While these may feel uncomfortable, they are normal and not a cause for alarm.

What can help: Try to relax. Lying down until the contractions pass may also help.

Should I stop having sex if it hurts?

For the majority of people, sex is absolutely fine during pregnancy and only requires some adjustments to make it more comfortable. But there are some instances when it’s a no no. 

If your doctor or midwife has advised that you don’t have sex, please don’t. 

This advice could be for various reasons, such as:

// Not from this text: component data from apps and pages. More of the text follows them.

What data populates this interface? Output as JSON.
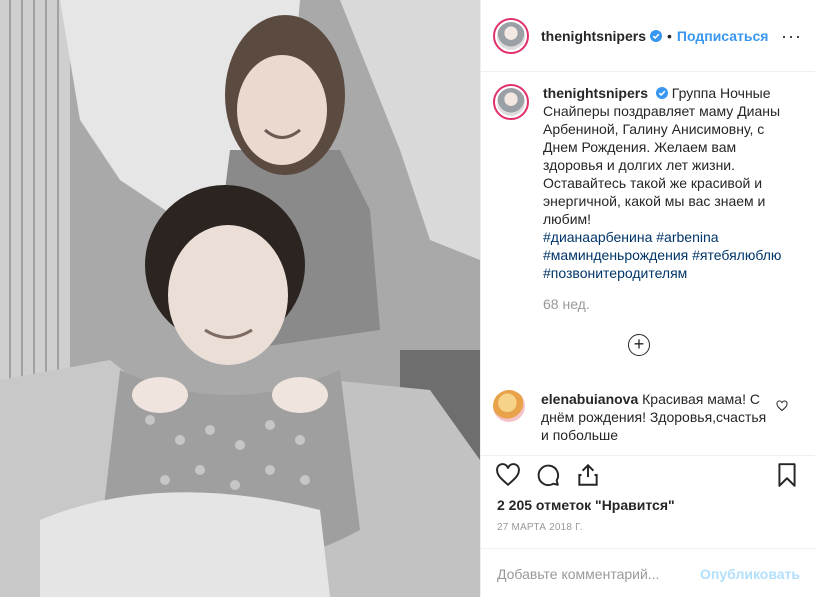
{
  "post": {
    "username": "thenightsnipers",
    "header_dot": "•",
    "follow_label": "Подписаться",
    "more_label": "···",
    "caption": "Группа Ночные Снайперы поздравляет маму Дианы Арбениной, Галину Анисимовну, с Днем Рождения. Желаем вам здоровья и долгих лет жизни. Оставайтесь такой же красивой и энергичной, какой мы вас знаем и любим!",
    "hashtags": "#дианаарбенина #arbenina #маминденьрождения #ятебялюблю #позвонитеродителям",
    "time_ago": "68 нед.",
    "load_more_label": "+"
  },
  "comment": {
    "username": "elenabuianova",
    "text": "Красивая мама! С днём рождения! Здоровья,счастья и побольше"
  },
  "footer": {
    "likes": "2 205 отметок \"Нравится\"",
    "date": "27 МАРТА 2018 Г.",
    "comment_placeholder": "Добавьте комментарий...",
    "publish_label": "Опубликовать"
  },
  "icons": [
    "heart-icon",
    "comment-icon",
    "share-icon",
    "bookmark-icon",
    "verified-icon",
    "heart-small-icon"
  ],
  "colors": {
    "accent": "#3897f0",
    "publish_disabled": "#b2dffc",
    "hashtag": "#003569",
    "muted": "#999999"
  }
}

  • If you are found to have a low-lying placenta, a condition known as placenta praevia that affects 1 in 200 pregnancies in the U.K.¹⁰ You can read more about placenta praevia here
  • If you are at risk of going into early labour or have any problems with your cervix
  • If you’ve been told you have a high risk of miscarriages
  • If you are experiencing heavy bleeding. It’s important to get this checked out ASAP at any point during your pregnancy
  • If your waters have broken, sex can increase your risk of developing an infection but most importantly, if your water breaks early (before 37 weeks) you should seek medical attention ASAP.¹¹

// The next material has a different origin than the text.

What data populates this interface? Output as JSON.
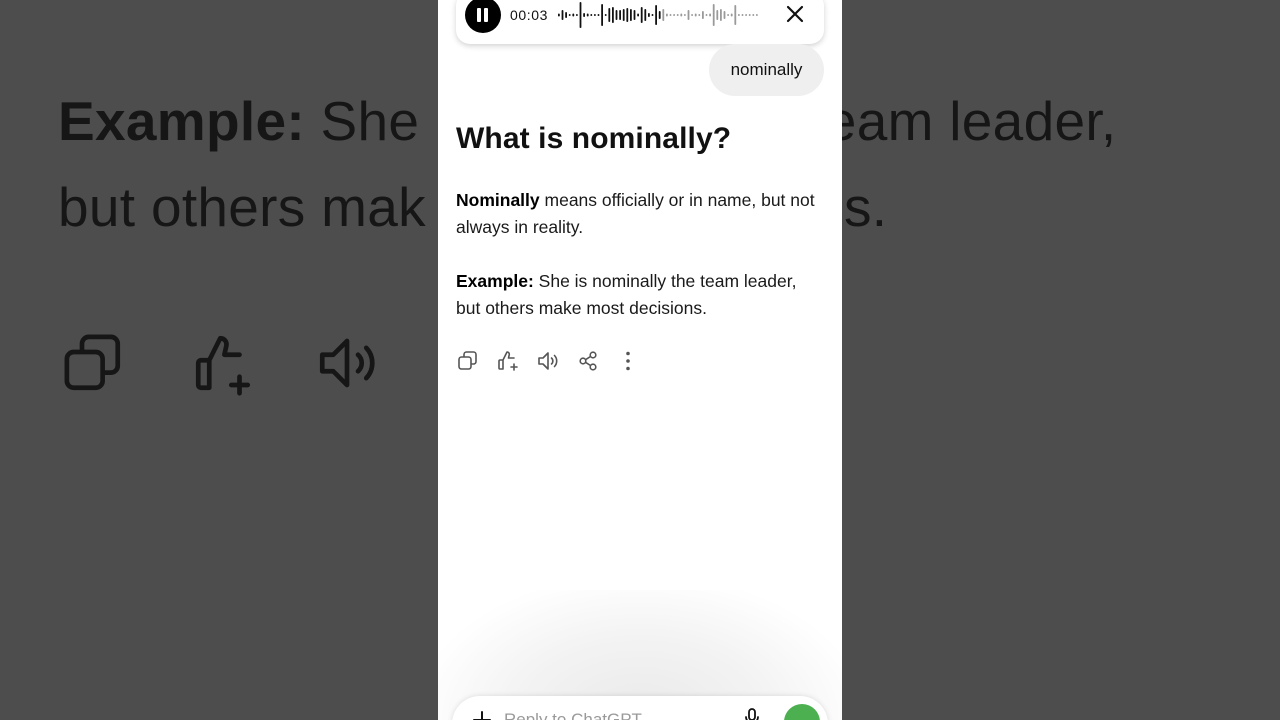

In summary, pregnancy is a special, complex time for multiple reasons but your sex life doesn’t have to suffer unless you are following strict medical advice. If in doubt or something doesn’t feel right, always speak to your healthcare team for clarity. And remember – being open with your partner about your discomfort and your evolving relationship with your body is vital for maintaining your wellbeing.

Tips for lovemaking during pregnancy:

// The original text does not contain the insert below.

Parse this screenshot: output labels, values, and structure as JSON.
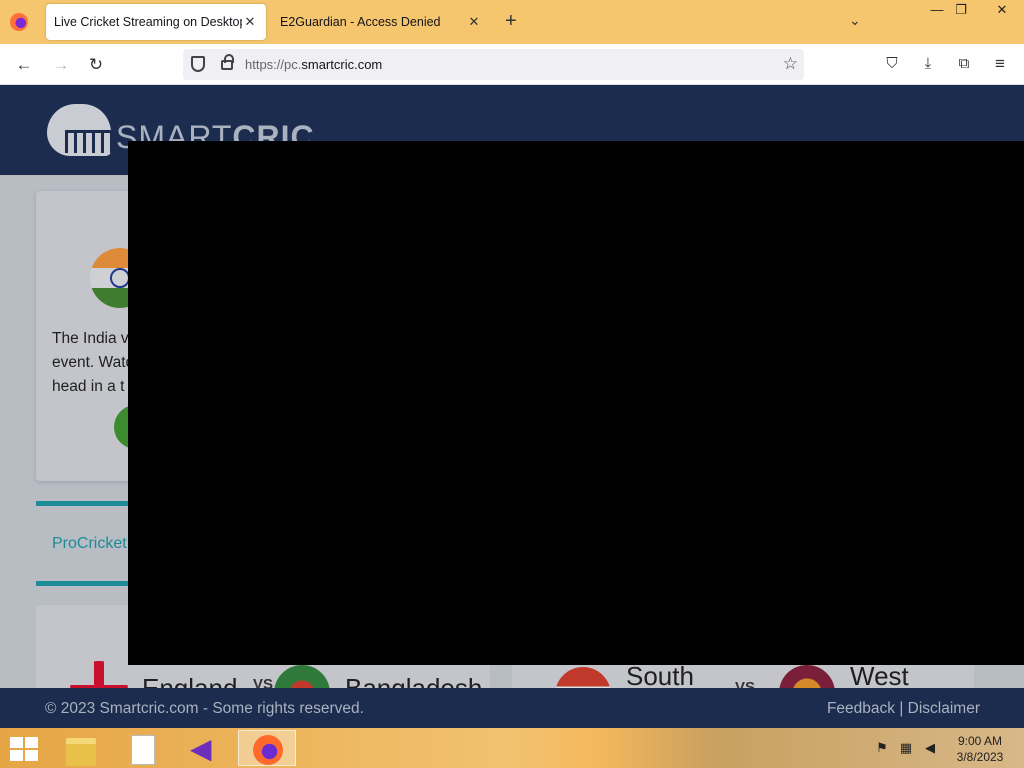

Check out our little list for improving your sex life:

  • Lying side by side is one way to comfortably have sex during pregnancy. This can either be facing your partner or with your back to them 
  • Cow girl, where the pregnant partner is on top, can be a great way to have sex without your growing bump getting in the way
  • Try having sex with your partner penetrating you from behind. This could either be with you both standing up or with you on all fours
  • Use pillows to support you where necessary!
    1. Soma-Pillay, P. et al. (2016) Physiological changes in pregnancy, Cardiovascular Journal of Africa. Clinics Cardive Publishing. (Accessed: November 8, 2022)
    2. Tal, R. and Taylor, H.S. (2021) Endocrinology of pregnancy – endotext – NCBI bookshelf. Endotext. (Accessed: November 8, 2022)
    3. Pregnancy week-by-week (2021) NHS choices. NHS. (Accessed: November 8, 2022)
    4. Grant et al. (2020) Sexually Transmitted Infections in Pregnancy: A Narrative Review of the Global Research Gaps, Challenges, and Opportunities, LSHTM. The London School of Hygiene & Tropical Medicine. (Accessed: November 8, 2022) 
    5. Thrush (2021) NHS choices. NHS. (Accessed: November 8, 2022)
    6. Royal Berkshire NHS Foundation Trust (2019) Round ligament pain in pregnancy. (Accessed: November 8, 2022)
    7. Stomach Pain in Pregnancy (2021) NHS choices. NHS. (Accessed: November 8, 2022)
    8. Gyampoh et al. (2014) Clinical review – abdominal pain in pregnancy, GPonline. GP. (Accessed: November 8, 2022)
    9. NHS (2021) Sex in Pregnancy, NHS choices. NHS.  (Accessed: November 2, 2022)
    10. Placenta praevia and placenta accreta: Diagnosis and management (Green-Top Guideline no. 27A) (2018) RCOG. (Accessed: November 8, 2022)
    11. Royal College of Obstetricians and Gynaecologists (2019) When your waters break prematurely. (Accessed: November 6, 2022)

Dr Silvia Anie-Akwetey is a writer, artist and GP-in-training with previous experience in Emergency Medicine. She also has a Masters in Science Communication from Imperial College and is passionate about global health, reproductive medicine, tech and creativity.

When she isn’t doctor-ing or writing, you might find Silvia gigging around London or dancing to Latino music.